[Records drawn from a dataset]
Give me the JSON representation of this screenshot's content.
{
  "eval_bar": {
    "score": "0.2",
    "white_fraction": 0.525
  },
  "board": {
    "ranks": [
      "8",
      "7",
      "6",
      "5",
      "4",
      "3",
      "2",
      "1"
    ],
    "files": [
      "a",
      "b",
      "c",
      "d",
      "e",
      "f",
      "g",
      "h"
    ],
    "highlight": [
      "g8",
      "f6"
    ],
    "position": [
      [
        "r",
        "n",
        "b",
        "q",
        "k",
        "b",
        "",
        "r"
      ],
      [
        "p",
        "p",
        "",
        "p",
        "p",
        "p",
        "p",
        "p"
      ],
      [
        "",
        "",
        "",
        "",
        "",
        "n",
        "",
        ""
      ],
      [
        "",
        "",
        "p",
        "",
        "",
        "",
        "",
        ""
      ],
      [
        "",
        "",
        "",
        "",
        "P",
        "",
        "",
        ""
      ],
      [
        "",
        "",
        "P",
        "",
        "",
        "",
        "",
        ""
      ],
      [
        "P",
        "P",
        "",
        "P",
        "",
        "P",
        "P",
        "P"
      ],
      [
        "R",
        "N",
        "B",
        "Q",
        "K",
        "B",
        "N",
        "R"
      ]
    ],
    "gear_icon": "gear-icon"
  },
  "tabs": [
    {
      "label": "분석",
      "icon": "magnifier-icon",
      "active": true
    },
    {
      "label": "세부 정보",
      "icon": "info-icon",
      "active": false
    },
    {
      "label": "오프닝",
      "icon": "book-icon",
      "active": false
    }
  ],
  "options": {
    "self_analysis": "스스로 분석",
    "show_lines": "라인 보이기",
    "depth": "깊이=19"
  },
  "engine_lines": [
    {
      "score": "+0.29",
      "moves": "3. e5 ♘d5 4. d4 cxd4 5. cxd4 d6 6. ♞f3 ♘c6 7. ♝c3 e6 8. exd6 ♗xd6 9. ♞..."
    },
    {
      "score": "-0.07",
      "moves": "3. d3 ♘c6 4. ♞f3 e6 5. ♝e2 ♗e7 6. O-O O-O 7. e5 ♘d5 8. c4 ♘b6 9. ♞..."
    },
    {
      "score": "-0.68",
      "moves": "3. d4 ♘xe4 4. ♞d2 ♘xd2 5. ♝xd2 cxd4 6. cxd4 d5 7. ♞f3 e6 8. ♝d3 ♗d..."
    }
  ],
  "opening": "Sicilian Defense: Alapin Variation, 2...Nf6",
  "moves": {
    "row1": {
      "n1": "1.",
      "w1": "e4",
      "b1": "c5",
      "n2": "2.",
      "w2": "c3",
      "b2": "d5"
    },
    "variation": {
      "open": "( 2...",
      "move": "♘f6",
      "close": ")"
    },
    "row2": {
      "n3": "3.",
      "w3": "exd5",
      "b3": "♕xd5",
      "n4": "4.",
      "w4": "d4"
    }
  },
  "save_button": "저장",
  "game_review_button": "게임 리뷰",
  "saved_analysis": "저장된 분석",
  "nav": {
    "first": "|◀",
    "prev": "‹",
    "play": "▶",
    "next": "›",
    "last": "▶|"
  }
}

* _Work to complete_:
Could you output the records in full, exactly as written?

* _Worked solution_:
Give me the JSON representation of this screenshot's content.
{
  "eval_bar": {
    "score": "0.2",
    "white_fraction": 0.525
  },
  "board": {
    "ranks": [
      "8",
      "7",
      "6",
      "5",
      "4",
      "3",
      "2",
      "1"
    ],
    "files": [
      "a",
      "b",
      "c",
      "d",
      "e",
      "f",
      "g",
      "h"
    ],
    "highlight": [
      "g8",
      "f6"
    ],
    "position": [
      [
        "r",
        "n",
        "b",
        "q",
        "k",
        "b",
        "",
        "r"
      ],
      [
        "p",
        "p",
        "",
        "p",
        "p",
        "p",
        "p",
        "p"
      ],
      [
        "",
        "",
        "",
        "",
        "",
        "n",
        "",
        ""
      ],
      [
        "",
        "",
        "p",
        "",
        "",
        "",
        "",
        ""
      ],
      [
        "",
        "",
        "",
        "",
        "P",
        "",
        "",
        ""
      ],
      [
        "",
        "",
        "P",
        "",
        "",
        "",
        "",
        ""
      ],
      [
        "P",
        "P",
        "",
        "P",
        "",
        "P",
        "P",
        "P"
      ],
      [
        "R",
        "N",
        "B",
        "Q",
        "K",
        "B",
        "N",
        "R"
      ]
    ],
    "gear_icon": "gear-icon"
  },
  "tabs": [
    {
      "label": "분석",
      "icon": "magnifier-icon",
      "active": true
    },
    {
      "label": "세부 정보",
      "icon": "info-icon",
      "active": false
    },
    {
      "label": "오프닝",
      "icon": "book-icon",
      "active": false
    }
  ],
  "options": {
    "self_analysis": "스스로 분석",
    "show_lines": "라인 보이기",
    "depth": "깊이=19"
  },
  "engine_lines": [
    {
      "score": "+0.29",
      "moves": "3. e5 ♘d5 4. d4 cxd4 5. cxd4 d6 6. ♞f3 ♘c6 7. ♝c3 e6 8. exd6 ♗xd6 9. ♞..."
    },
    {
      "score": "-0.07",
      "moves": "3. d3 ♘c6 4. ♞f3 e6 5. ♝e2 ♗e7 6. O-O O-O 7. e5 ♘d5 8. c4 ♘b6 9. ♞..."
    },
    {
      "score": "-0.68",
      "moves": "3. d4 ♘xe4 4. ♞d2 ♘xd2 5. ♝xd2 cxd4 6. cxd4 d5 7. ♞f3 e6 8. ♝d3 ♗d..."
    }
  ],
  "opening": "Sicilian Defense: Alapin Variation, 2...Nf6",
  "moves": {
    "row1": {
      "n1": "1.",
      "w1": "e4",
      "b1": "c5",
      "n2": "2.",
      "w2": "c3",
      "b2": "d5"
    },
    "variation": {
      "open": "( 2...",
      "move": "♘f6",
      "close": ")"
    },
    "row2": {
      "n3": "3.",
      "w3": "exd5",
      "b3": "♕xd5",
      "n4": "4.",
      "w4": "d4"
    }
  },
  "save_button": "저장",
  "game_review_button": "게임 리뷰",
  "saved_analysis": "저장된 분석",
  "nav": {
    "first": "|◀",
    "prev": "‹",
    "play": "▶",
    "next": "›",
    "last": "▶|"
  }
}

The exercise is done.